It was refreshing for an older set of eyes to see an answer a well-known wine critic/commentator provided to a leading wine magazine some months ago.
The journalist posed the question, “What is the likely next ‘big thing’ in wine?”. The reply, “hopefully nothing!” (to paraphrase). We could not agree more!
Why? Because those who have been in the industry for even a middling amount of time have seen it all before, time after time; if you are the next fashion in wine (country, region, style, colour, whatever) you are also the next victim. There are always those that profit from wine fashions (read; make a quick buck), but the fashion status is invariably followed by the crash and burn for all that jumped on the band-wagon. Across the decades we have seen it time and again (Vin jaune, anyone?).
Probably the biggest example, however (at least in an Australian context) was Beaujolais in the ’80s and ’90s. Anyone who is old enough can recall the incredible popularity of the wines of this French region, usually at entry-level, easy drinking points.
Beaujolais Nouveau, the simple, fresh wine, the first made and released of a particular vintage (“en primeur”), fermented for a few weeks, then released in early November, became a fad.
There was even a competition named after a popular French-style Melbourne restaurant for the person/organisation who could land the first example each year in Melbourne. Who can now recall the Clichy Cup? How many examples of Beaujolais do you see in stores now, one, two, if that? There are those, of course, who never deserted the wine, and regularly enjoy a glass, but most people nowadays have never tried Beaujolais. This is a shame, as they certainly deserve a degree of attention. Put simply, Beaujolais is a delineated wine region of France (AOC), situated just south of Burgundy. The specialty is the red Gamay grape variety. Some white is made, but this is generally consumed locally, or labelled as Macon wine. The area is divided into three sub-regions for vinous purposes, Beaujolais AOC (simple, straight-forward wines, usually consumed young), Beaujolais-Villages AOC (more complex wines, more depth, some age-worthy, but generally drunk within two years)) and Cru Beaujolais AOC (serious wines, deeper flavours, some very long-lived).
There are 11 named Cru of the last category (Morgon, Julienas, Moulin-a-Vent, Brouilly etc), and all have their own particular characteristics. Space precludes, but this is largely a result of the terroir of the site, particularly the soil types. Broadly speaking simple Beaujolais is grown on sandy loam soil, Beaujolais-Villages on a mixed limestone/granite base, whilst Cru Beaujolais is produced from more difficult, distinctive granite bases at higher altitudes. Beaujolais was a pioneer of whole-bunch fermentation, having utilised the practice for decades to build more body/complexity in the wine. In the UK and France the Cru wines are taken seriously, whilst the other categories are very popular “bistro wines” – well-matched to a wide variety of foods.
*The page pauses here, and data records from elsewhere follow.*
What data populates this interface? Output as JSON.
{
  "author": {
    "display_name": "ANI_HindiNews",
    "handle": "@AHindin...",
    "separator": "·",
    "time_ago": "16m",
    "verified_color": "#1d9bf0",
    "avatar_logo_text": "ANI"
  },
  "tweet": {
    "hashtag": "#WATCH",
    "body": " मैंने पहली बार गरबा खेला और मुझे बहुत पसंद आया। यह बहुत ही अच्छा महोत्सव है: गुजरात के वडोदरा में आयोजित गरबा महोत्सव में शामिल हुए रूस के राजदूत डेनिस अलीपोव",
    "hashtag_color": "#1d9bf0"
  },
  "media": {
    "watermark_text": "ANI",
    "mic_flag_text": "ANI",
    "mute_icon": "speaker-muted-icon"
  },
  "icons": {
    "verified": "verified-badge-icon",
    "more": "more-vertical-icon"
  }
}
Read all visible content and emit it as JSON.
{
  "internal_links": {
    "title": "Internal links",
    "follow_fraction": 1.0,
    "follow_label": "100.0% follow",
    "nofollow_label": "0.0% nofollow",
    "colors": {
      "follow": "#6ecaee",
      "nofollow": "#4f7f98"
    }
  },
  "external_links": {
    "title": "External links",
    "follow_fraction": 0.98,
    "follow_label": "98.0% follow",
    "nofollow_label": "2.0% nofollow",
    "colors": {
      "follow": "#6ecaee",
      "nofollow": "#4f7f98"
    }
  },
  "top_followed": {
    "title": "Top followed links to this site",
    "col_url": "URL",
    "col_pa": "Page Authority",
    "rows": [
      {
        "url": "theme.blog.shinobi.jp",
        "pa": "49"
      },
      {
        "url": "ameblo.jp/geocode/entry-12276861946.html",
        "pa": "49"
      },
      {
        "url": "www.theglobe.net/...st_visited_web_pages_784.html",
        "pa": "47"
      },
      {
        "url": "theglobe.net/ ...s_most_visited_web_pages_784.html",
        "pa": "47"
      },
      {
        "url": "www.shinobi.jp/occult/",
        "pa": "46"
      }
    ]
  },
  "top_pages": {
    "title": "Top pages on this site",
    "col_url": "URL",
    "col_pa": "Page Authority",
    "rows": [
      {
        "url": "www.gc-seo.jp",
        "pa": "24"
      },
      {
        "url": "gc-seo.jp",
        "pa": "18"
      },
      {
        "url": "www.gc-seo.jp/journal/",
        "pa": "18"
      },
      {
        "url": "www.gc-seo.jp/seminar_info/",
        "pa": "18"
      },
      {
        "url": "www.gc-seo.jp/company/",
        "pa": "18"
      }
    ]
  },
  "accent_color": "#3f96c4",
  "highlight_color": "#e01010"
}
Thivin ‘Reverdon’ Brouilly 2018 – $50
Chateau Thivin are amongst the finest producers in Beaujolais, particularly so in the Cote de Brouilly Cru where most of their wines come from. This particular wine is from the similarly named Brouilly Cru which tends to produce wines of a lighter, ‘feminine’ nature compared to the Cote de Brouilly. This is true to style; light and fruit-driven with vibrant red cherry flavours as well as subtle floral and peppery notes. It’s not overly complex, but the really beauty of it is in the finesse and purity of flavours.